• Work to be completed:
An exact copy of all the data, minus the images, is required.

• Data supplied:
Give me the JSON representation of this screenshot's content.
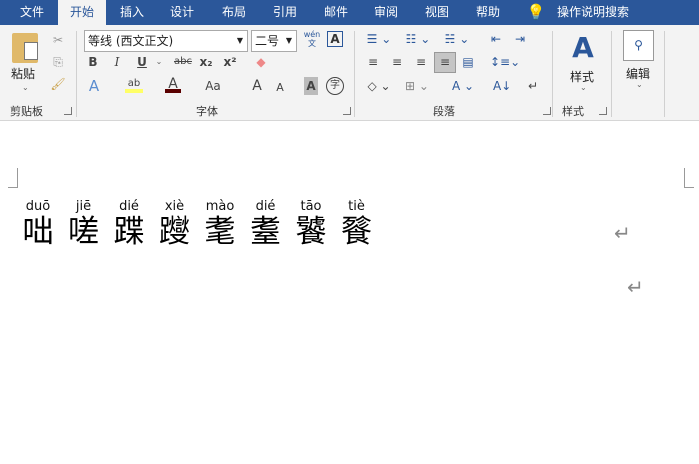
{
  "tabs": [
    "文件",
    "开始",
    "插入",
    "设计",
    "布局",
    "引用",
    "邮件",
    "审阅",
    "视图",
    "帮助"
  ],
  "tell_me": "操作说明搜索",
  "clipboard": {
    "paste": "粘贴",
    "group": "剪贴板"
  },
  "font": {
    "name": "等线 (西文正文)",
    "size": "二号",
    "phonetic_guide": "wén\n文",
    "group": "字体",
    "bold": "B",
    "italic": "I",
    "underline": "U",
    "strike": "abc",
    "sub": "x₂",
    "sup": "x²",
    "effects": "A",
    "highlight": "ab",
    "color": "A",
    "case": "Aa",
    "grow": "A",
    "shrink": "A",
    "shade": "A",
    "enclose": "字"
  },
  "paragraph": {
    "group": "段落"
  },
  "styles": {
    "label": "样式",
    "group": "样式"
  },
  "editing": {
    "label": "编辑"
  },
  "colors": {
    "accent": "#2b579a",
    "font_color": "#5a0000",
    "highlight": "#ffff66"
  },
  "document": {
    "pairs": [
      {
        "py": "duō",
        "hz": "咄"
      },
      {
        "py": "jiē",
        "hz": "嗟"
      },
      {
        "py": "dié",
        "hz": "蹀"
      },
      {
        "py": "xiè",
        "hz": "躞"
      },
      {
        "py": "mào",
        "hz": "耄"
      },
      {
        "py": "dié",
        "hz": "耋"
      },
      {
        "py": "tāo",
        "hz": "饕"
      },
      {
        "py": "tiè",
        "hz": "餮"
      }
    ],
    "para_mark": "↵"
  }
}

• Output below:
Give me the JSON representation of this screenshot's content.
{
  "tabs": [
    "文件",
    "开始",
    "插入",
    "设计",
    "布局",
    "引用",
    "邮件",
    "审阅",
    "视图",
    "帮助"
  ],
  "tell_me": "操作说明搜索",
  "clipboard": {
    "paste": "粘贴",
    "group": "剪贴板"
  },
  "font": {
    "name": "等线 (西文正文)",
    "size": "二号",
    "phonetic_guide": "wén\n文",
    "group": "字体",
    "bold": "B",
    "italic": "I",
    "underline": "U",
    "strike": "abc",
    "sub": "x₂",
    "sup": "x²",
    "effects": "A",
    "highlight": "ab",
    "color": "A",
    "case": "Aa",
    "grow": "A",
    "shrink": "A",
    "shade": "A",
    "enclose": "字"
  },
  "paragraph": {
    "group": "段落"
  },
  "styles": {
    "label": "样式",
    "group": "样式"
  },
  "editing": {
    "label": "编辑"
  },
  "colors": {
    "accent": "#2b579a",
    "font_color": "#5a0000",
    "highlight": "#ffff66"
  },
  "document": {
    "pairs": [
      {
        "py": "duō",
        "hz": "咄"
      },
      {
        "py": "jiē",
        "hz": "嗟"
      },
      {
        "py": "dié",
        "hz": "蹀"
      },
      {
        "py": "xiè",
        "hz": "躞"
      },
      {
        "py": "mào",
        "hz": "耄"
      },
      {
        "py": "dié",
        "hz": "耋"
      },
      {
        "py": "tāo",
        "hz": "饕"
      },
      {
        "py": "tiè",
        "hz": "餮"
      }
    ],
    "para_mark": "↵"
  }
}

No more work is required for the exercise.